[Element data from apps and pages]
- - - -

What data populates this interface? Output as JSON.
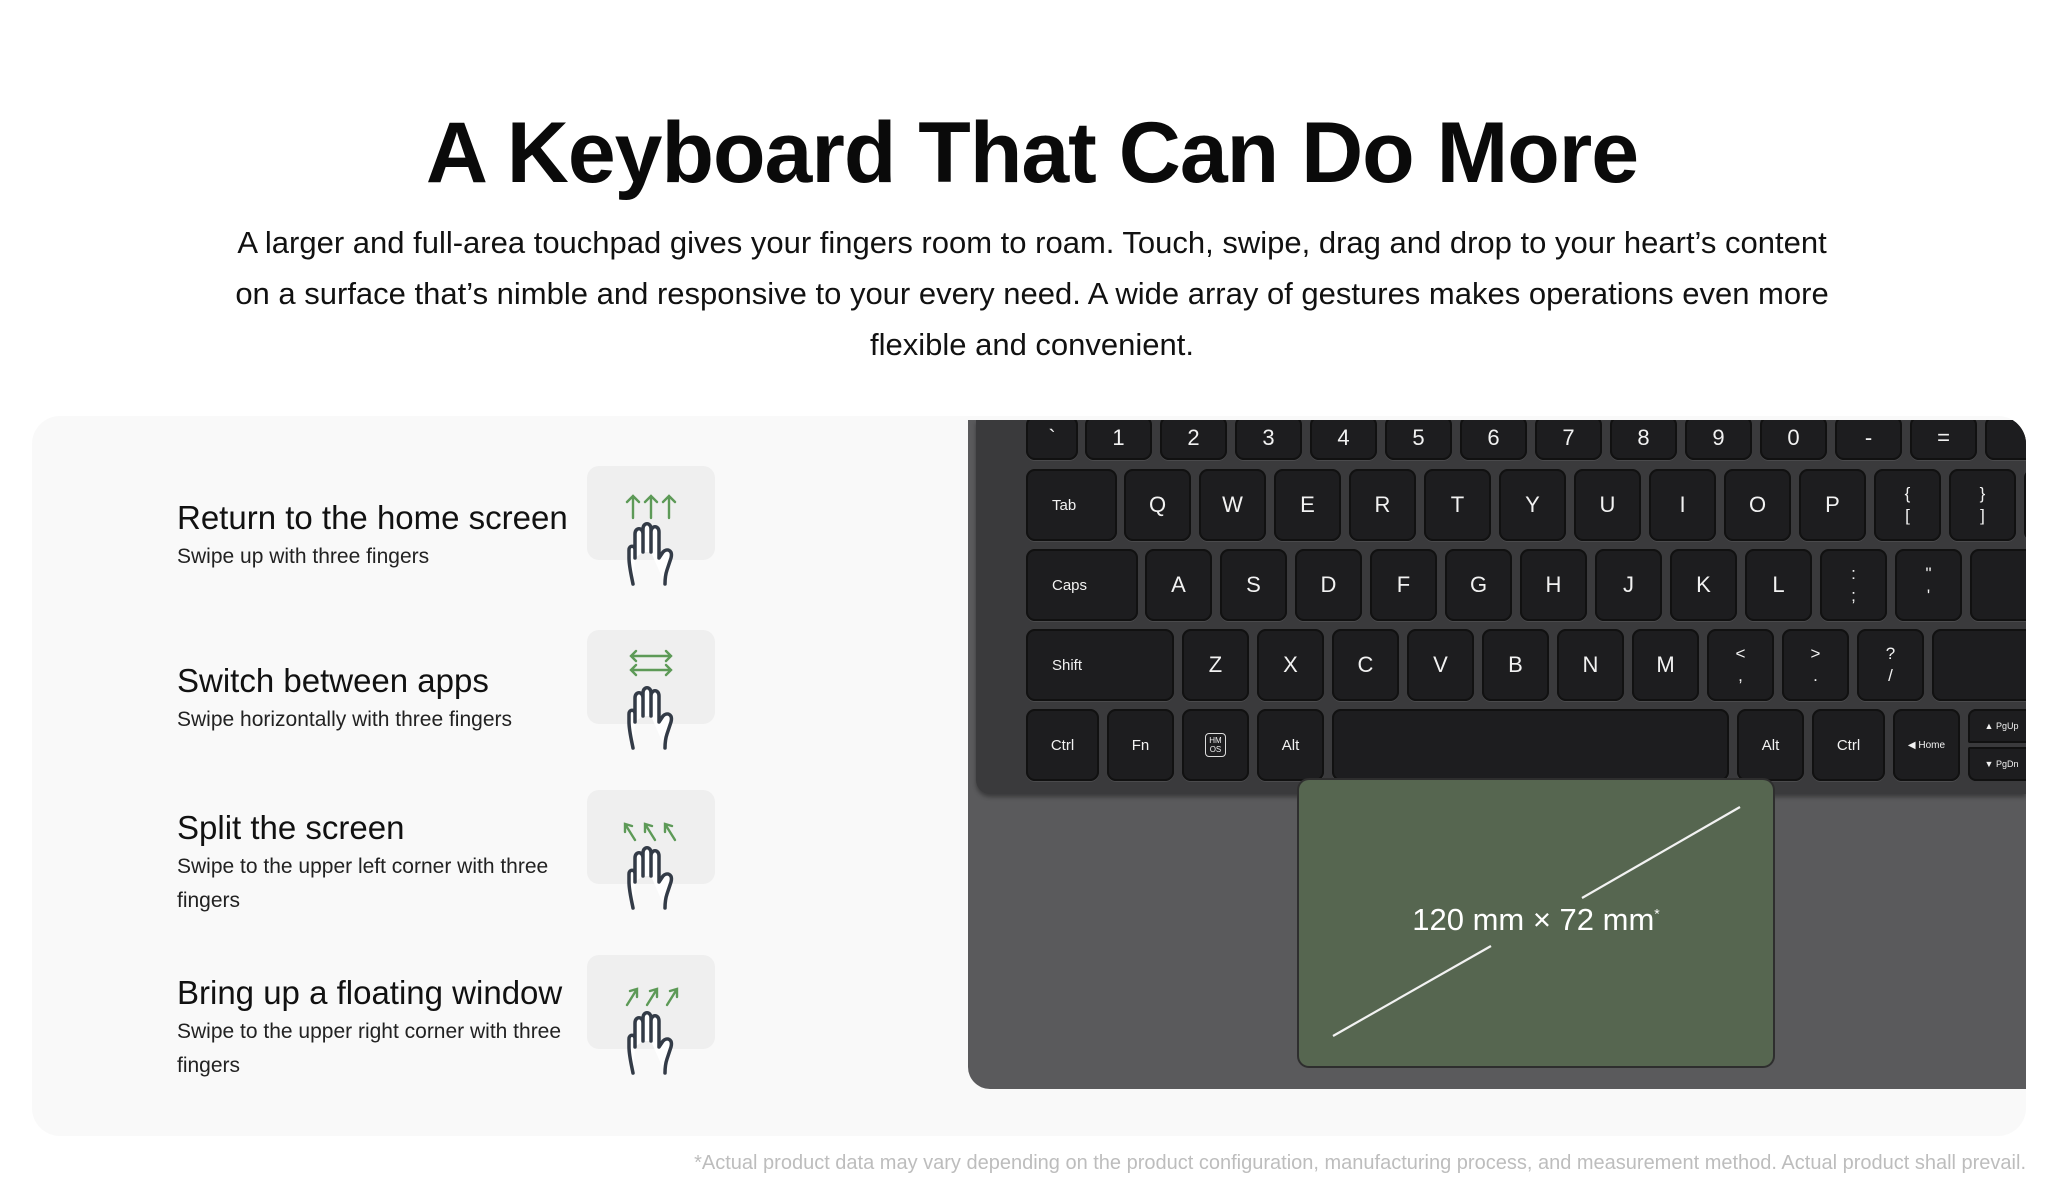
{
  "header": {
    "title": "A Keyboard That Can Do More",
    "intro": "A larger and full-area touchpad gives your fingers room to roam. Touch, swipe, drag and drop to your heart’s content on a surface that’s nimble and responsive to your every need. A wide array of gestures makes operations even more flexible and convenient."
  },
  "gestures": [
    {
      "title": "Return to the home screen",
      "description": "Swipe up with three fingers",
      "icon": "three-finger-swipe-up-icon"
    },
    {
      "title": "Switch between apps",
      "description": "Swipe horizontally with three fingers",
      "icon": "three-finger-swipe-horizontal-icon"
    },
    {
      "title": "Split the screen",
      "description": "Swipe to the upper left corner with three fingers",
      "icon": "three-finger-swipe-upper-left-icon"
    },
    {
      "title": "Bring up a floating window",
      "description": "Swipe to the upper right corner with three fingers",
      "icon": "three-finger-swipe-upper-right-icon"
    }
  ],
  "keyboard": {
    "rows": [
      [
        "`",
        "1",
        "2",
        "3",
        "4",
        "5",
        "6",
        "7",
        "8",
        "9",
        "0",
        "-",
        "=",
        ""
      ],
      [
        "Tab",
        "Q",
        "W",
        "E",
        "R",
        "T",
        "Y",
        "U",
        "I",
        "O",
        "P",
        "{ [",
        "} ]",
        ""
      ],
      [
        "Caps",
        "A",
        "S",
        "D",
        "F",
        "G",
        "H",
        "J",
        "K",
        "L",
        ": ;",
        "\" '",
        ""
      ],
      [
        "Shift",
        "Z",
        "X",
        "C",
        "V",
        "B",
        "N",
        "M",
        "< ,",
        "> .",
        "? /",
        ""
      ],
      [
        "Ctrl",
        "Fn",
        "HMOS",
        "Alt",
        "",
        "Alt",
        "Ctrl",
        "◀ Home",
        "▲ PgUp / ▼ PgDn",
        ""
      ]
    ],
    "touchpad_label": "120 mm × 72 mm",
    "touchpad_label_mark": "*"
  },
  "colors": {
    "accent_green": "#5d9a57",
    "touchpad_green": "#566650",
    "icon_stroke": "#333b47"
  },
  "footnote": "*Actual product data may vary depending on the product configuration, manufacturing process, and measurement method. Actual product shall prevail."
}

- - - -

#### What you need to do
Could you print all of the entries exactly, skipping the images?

#### Result of this task
What data populates this interface? Output as JSON.
{
  "header": {
    "title": "A Keyboard That Can Do More",
    "intro": "A larger and full-area touchpad gives your fingers room to roam. Touch, swipe, drag and drop to your heart’s content on a surface that’s nimble and responsive to your every need. A wide array of gestures makes operations even more flexible and convenient."
  },
  "gestures": [
    {
      "title": "Return to the home screen",
      "description": "Swipe up with three fingers",
      "icon": "three-finger-swipe-up-icon"
    },
    {
      "title": "Switch between apps",
      "description": "Swipe horizontally with three fingers",
      "icon": "three-finger-swipe-horizontal-icon"
    },
    {
      "title": "Split the screen",
      "description": "Swipe to the upper left corner with three fingers",
      "icon": "three-finger-swipe-upper-left-icon"
    },
    {
      "title": "Bring up a floating window",
      "description": "Swipe to the upper right corner with three fingers",
      "icon": "three-finger-swipe-upper-right-icon"
    }
  ],
  "keyboard": {
    "rows": [
      [
        "`",
        "1",
        "2",
        "3",
        "4",
        "5",
        "6",
        "7",
        "8",
        "9",
        "0",
        "-",
        "=",
        ""
      ],
      [
        "Tab",
        "Q",
        "W",
        "E",
        "R",
        "T",
        "Y",
        "U",
        "I",
        "O",
        "P",
        "{ [",
        "} ]",
        ""
      ],
      [
        "Caps",
        "A",
        "S",
        "D",
        "F",
        "G",
        "H",
        "J",
        "K",
        "L",
        ": ;",
        "\" '",
        ""
      ],
      [
        "Shift",
        "Z",
        "X",
        "C",
        "V",
        "B",
        "N",
        "M",
        "< ,",
        "> .",
        "? /",
        ""
      ],
      [
        "Ctrl",
        "Fn",
        "HMOS",
        "Alt",
        "",
        "Alt",
        "Ctrl",
        "◀ Home",
        "▲ PgUp / ▼ PgDn",
        ""
      ]
    ],
    "touchpad_label": "120 mm × 72 mm",
    "touchpad_label_mark": "*"
  },
  "colors": {
    "accent_green": "#5d9a57",
    "touchpad_green": "#566650",
    "icon_stroke": "#333b47"
  },
  "footnote": "*Actual product data may vary depending on the product configuration, manufacturing process, and measurement method. Actual product shall prevail."
}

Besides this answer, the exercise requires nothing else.